How to Draw Up a Budget

Keeping on top of your savings can be a challenging process. Juggling debts, repayments and everyday expenses can leave you exhausted and unsure of where you stand financially. You aren’t alone in this scenario. In fact, the BT Australian Financial Health Index found that 32 per cent of Australians worry about being able to meet necessary living payments from month to month.

However, you needn’t feel overwhelmed. A budget is one of the most effective ways to help you understand where your hard-earned money is going. In essence, it clarifies what you can and can’t afford. Think of it like a map: It provides a clear picture of your financial landscape and highlights any roadblocks that you will need to overcome, while drawing a path towards your financial goal.

By keeping these steps in mind, you can formulate and use your budget to steer your fiscal dreams in the right direction.

Write Down All Your Expenses

The first step towards preparing a budget is to determine how you are spending your money. It’s useful to set down a timeframe for this. By collecting bank and credit card statements, receipts and bills, you can pin point how much money is going out of your savings account with relative accuracy. Of course, while there will likely be a number of fixed costs that you pay on an ongoing basis – insurance fees, rent and home or car loans, for example – but costs for things like petrol and entertainment will vary.

Honesty is the best policy in this scenario. You can estimate your expenditure for a given period, but don’t forget about small or infrequent payments. Many people make the mistake of leaving these expenses off their list, but you should include any and all outgoing sums.

There are some great resources available to help you achieve this. Whether it’s your favourite mobile app, or by spending a few minutes with our simple to use Budget Planner Calculator, you can figure out where your money is going – and where it can be saved.

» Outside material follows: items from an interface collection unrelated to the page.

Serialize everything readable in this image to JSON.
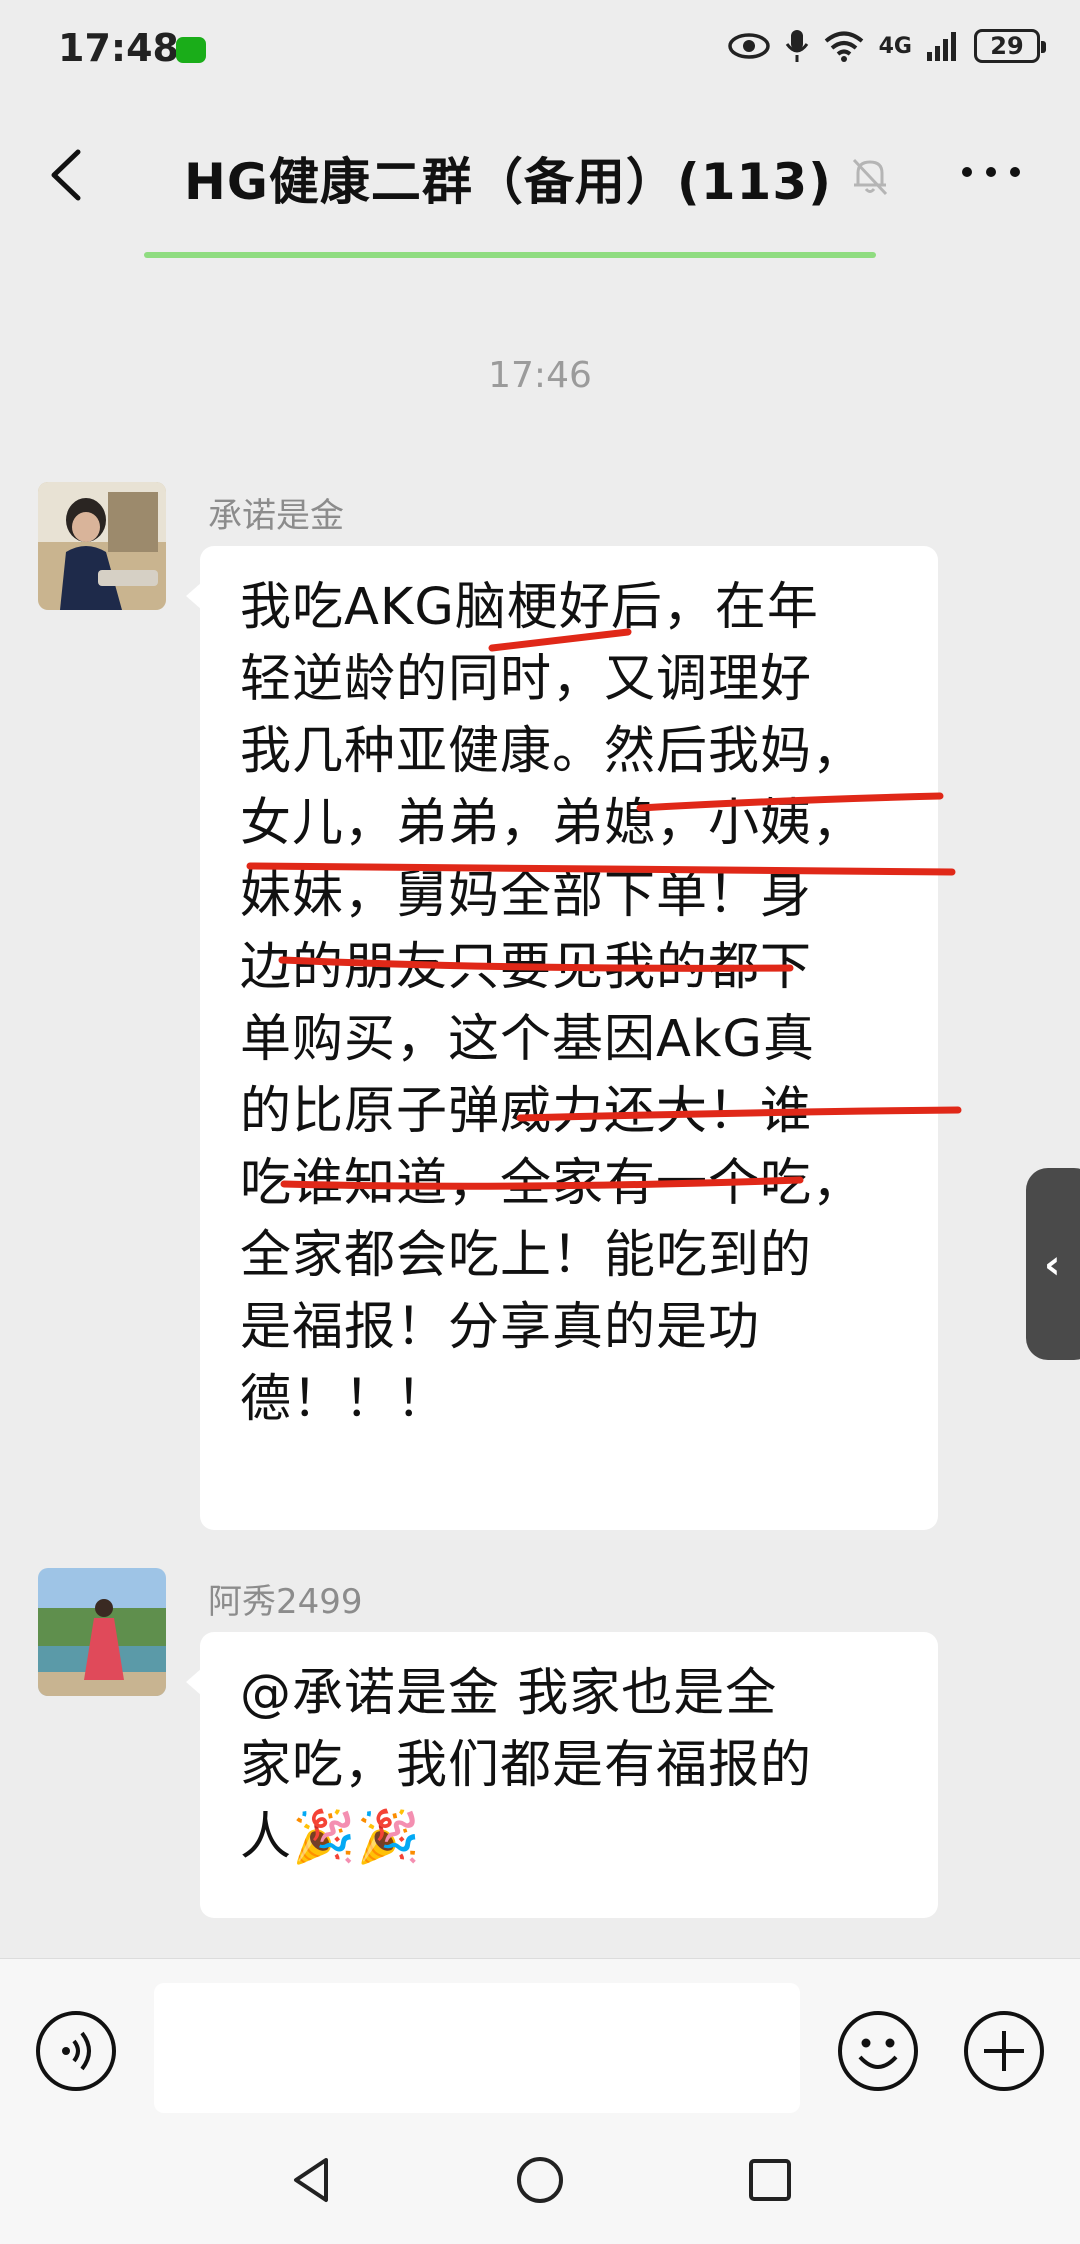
{
  "status_bar": {
    "time": "17:48",
    "network": "4G",
    "battery": "29"
  },
  "header": {
    "title": "HG健康二群（备用）(113)"
  },
  "chat": {
    "timestamp": "17:46",
    "messages": [
      {
        "sender": "承诺是金",
        "lines": [
          "我吃AKG脑梗好后，在年",
          "轻逆龄的同时，又调理好",
          "我几种亚健康。然后我妈，",
          "女儿，弟弟，弟媳，小姨，",
          "妹妹，舅妈全部下单！身",
          "边的朋友只要见我的都下",
          "单购买，这个基因AkG真",
          "的比原子弹威力还大！谁",
          "吃谁知道，全家有一个吃，",
          "全家都会吃上！能吃到的",
          "是福报！分享真的是功",
          "德！！！"
        ]
      },
      {
        "sender": "阿秀2499",
        "lines": [
          "@承诺是金  我家也是全",
          "家吃，我们都是有福报的",
          "人🎉🎉"
        ]
      }
    ]
  },
  "input": {
    "placeholder": ""
  },
  "colors": {
    "accent_green": "#8fdc80",
    "underline_red": "#e02818",
    "bubble": "#ffffff",
    "background": "#ededed"
  }
}
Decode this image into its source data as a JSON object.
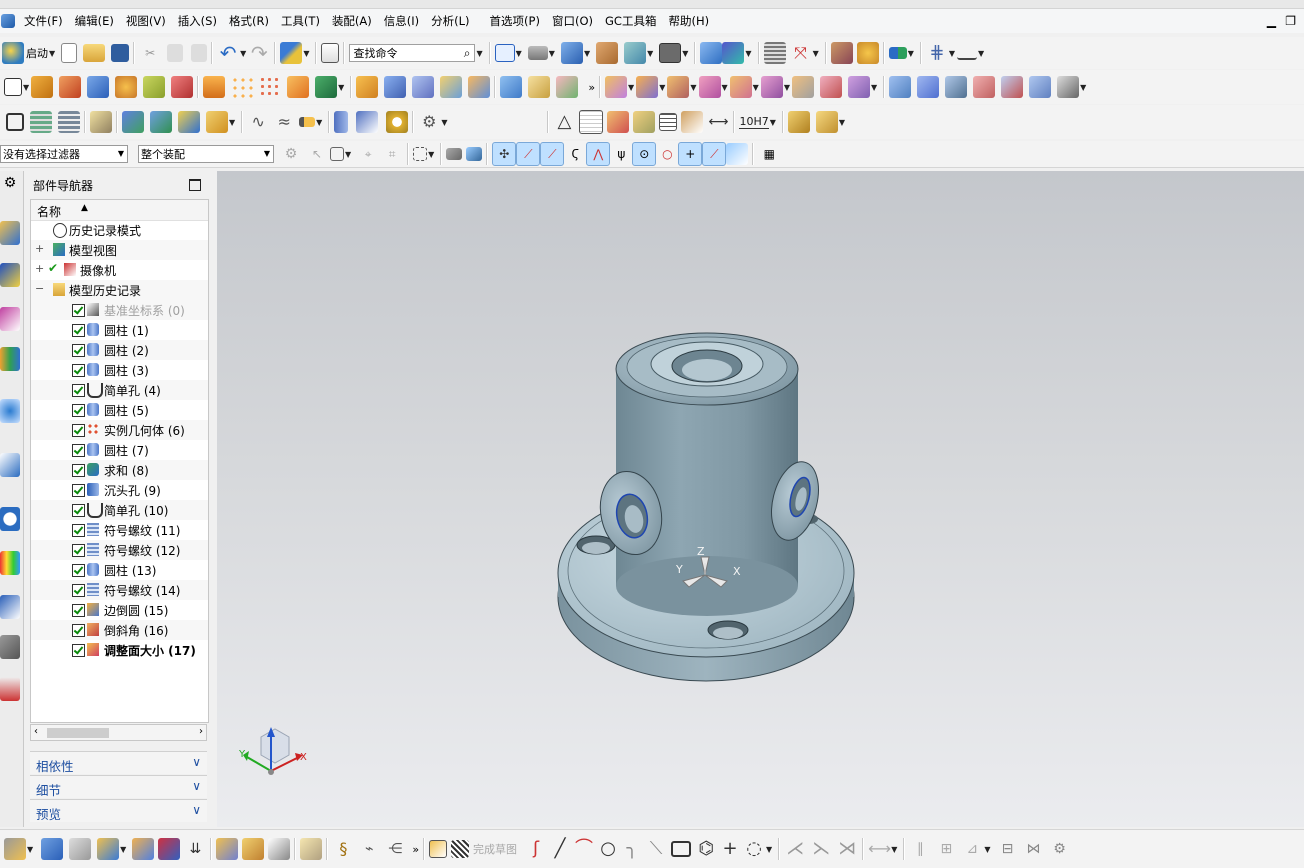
{
  "menu": [
    "文件(F)",
    "编辑(E)",
    "视图(V)",
    "插入(S)",
    "格式(R)",
    "工具(T)",
    "装配(A)",
    "信息(I)",
    "分析(L)",
    "首选项(P)",
    "窗口(O)",
    "GC工具箱",
    "帮助(H)"
  ],
  "toolbar": {
    "start_label": "启动",
    "search_placeholder": "查找命令",
    "filter_select": "没有选择过滤器",
    "scope_select": "整个装配",
    "fit_label": "10H7",
    "finish_sketch_label": "完成草图"
  },
  "navigator": {
    "title": "部件导航器",
    "column_name": "名称",
    "top_items": [
      {
        "label": "历史记录模式",
        "icon": "clock-icon"
      },
      {
        "label": "模型视图",
        "icon": "model-views-icon"
      },
      {
        "label": "摄像机",
        "icon": "camera-icon"
      },
      {
        "label": "模型历史记录",
        "icon": "folder-icon"
      }
    ],
    "features": [
      {
        "label": "基准坐标系 (0)",
        "icon": "datum-csys-icon",
        "dimmed": true
      },
      {
        "label": "圆柱 (1)",
        "icon": "cylinder-icon"
      },
      {
        "label": "圆柱 (2)",
        "icon": "cylinder-icon"
      },
      {
        "label": "圆柱 (3)",
        "icon": "cylinder-icon"
      },
      {
        "label": "简单孔 (4)",
        "icon": "simple-hole-icon"
      },
      {
        "label": "圆柱 (5)",
        "icon": "cylinder-icon"
      },
      {
        "label": "实例几何体 (6)",
        "icon": "instance-geometry-icon"
      },
      {
        "label": "圆柱 (7)",
        "icon": "cylinder-icon"
      },
      {
        "label": "求和 (8)",
        "icon": "unite-icon"
      },
      {
        "label": "沉头孔 (9)",
        "icon": "counterbore-hole-icon"
      },
      {
        "label": "简单孔 (10)",
        "icon": "simple-hole-icon"
      },
      {
        "label": "符号螺纹 (11)",
        "icon": "thread-icon"
      },
      {
        "label": "符号螺纹 (12)",
        "icon": "thread-icon"
      },
      {
        "label": "圆柱 (13)",
        "icon": "cylinder-icon"
      },
      {
        "label": "符号螺纹 (14)",
        "icon": "thread-icon"
      },
      {
        "label": "边倒圆 (15)",
        "icon": "edge-blend-icon"
      },
      {
        "label": "倒斜角 (16)",
        "icon": "chamfer-icon"
      },
      {
        "label": "调整面大小 (17)",
        "icon": "resize-face-icon",
        "bold": true
      }
    ],
    "panels": [
      "相依性",
      "细节",
      "预览"
    ]
  },
  "viewport": {
    "axis_labels": {
      "x": "X",
      "y": "Y",
      "z": "Z"
    }
  },
  "colors": {
    "accent": "#1e4fa1",
    "viewport_top": "#c4c7cc",
    "viewport_bottom": "#ebecef",
    "part": "#8fa7b3"
  }
}
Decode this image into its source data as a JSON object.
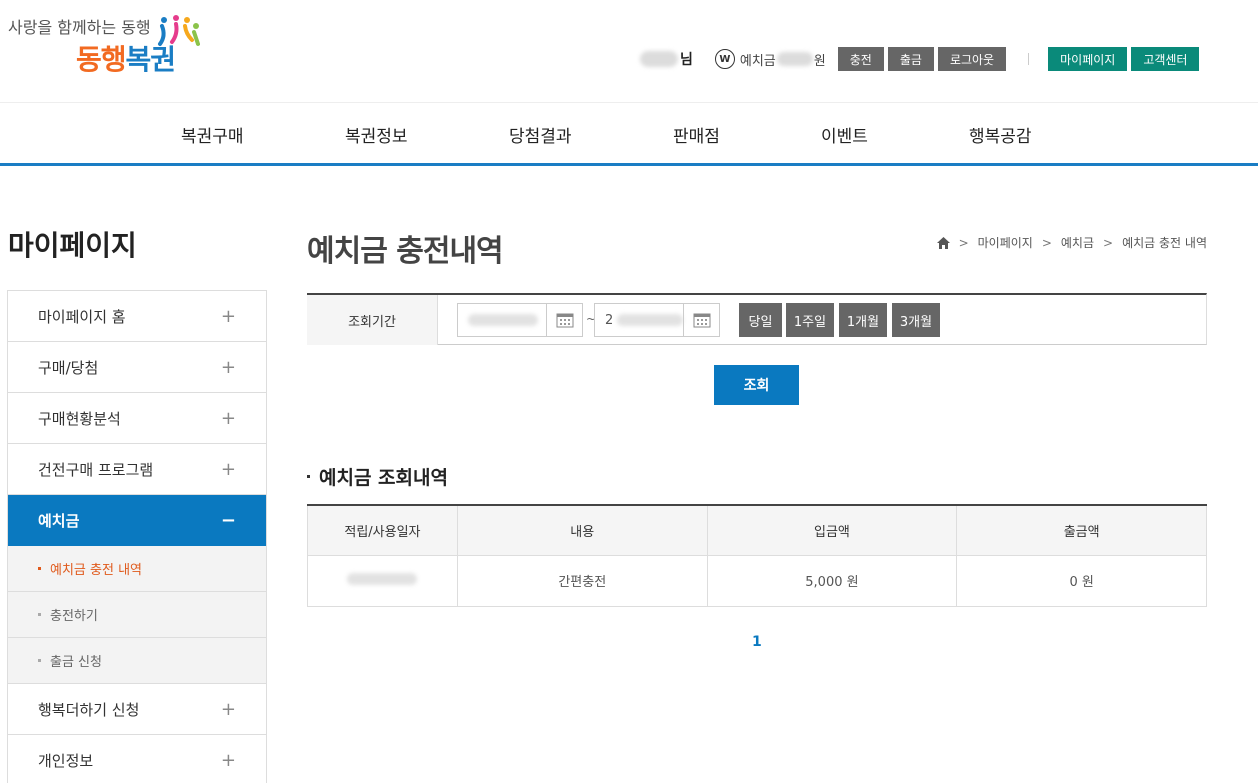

List your income sources

Write a list of all your current and possible sources of income, including any gifts from parents, benefits you might receive, as well as your salary or income from investment properties. It’s important to be as accurate as possible – if you’re self-employed or have an irregular paycheck, use your judgement. Your tax returns or business statements can also be a good guide, as these documents typically display your earnings.

Balance expenditure and income

Once you have determined how much you spend and earn, you can then compare the two. It can be quite a sobering experience, especially if your expenditure outweighs your income by a fair margin. Given that 56 per cent of Australians aren’t saving as much as they would like according to the BT index, this comparison gives your the perfect opportunity to start thinking about how you can improve your money habits, work out your priorities – and figure out what you can do without.

To help you manage your money, make periodic payments on time – such as internet, mobile phone and utility bills – or simply save for an important event, speak to the team of professionals at Police Bank for our range of special saving accounts.

With a little elbow grease and a few calculations, your budget can help you work towards your savings goal in no time at all.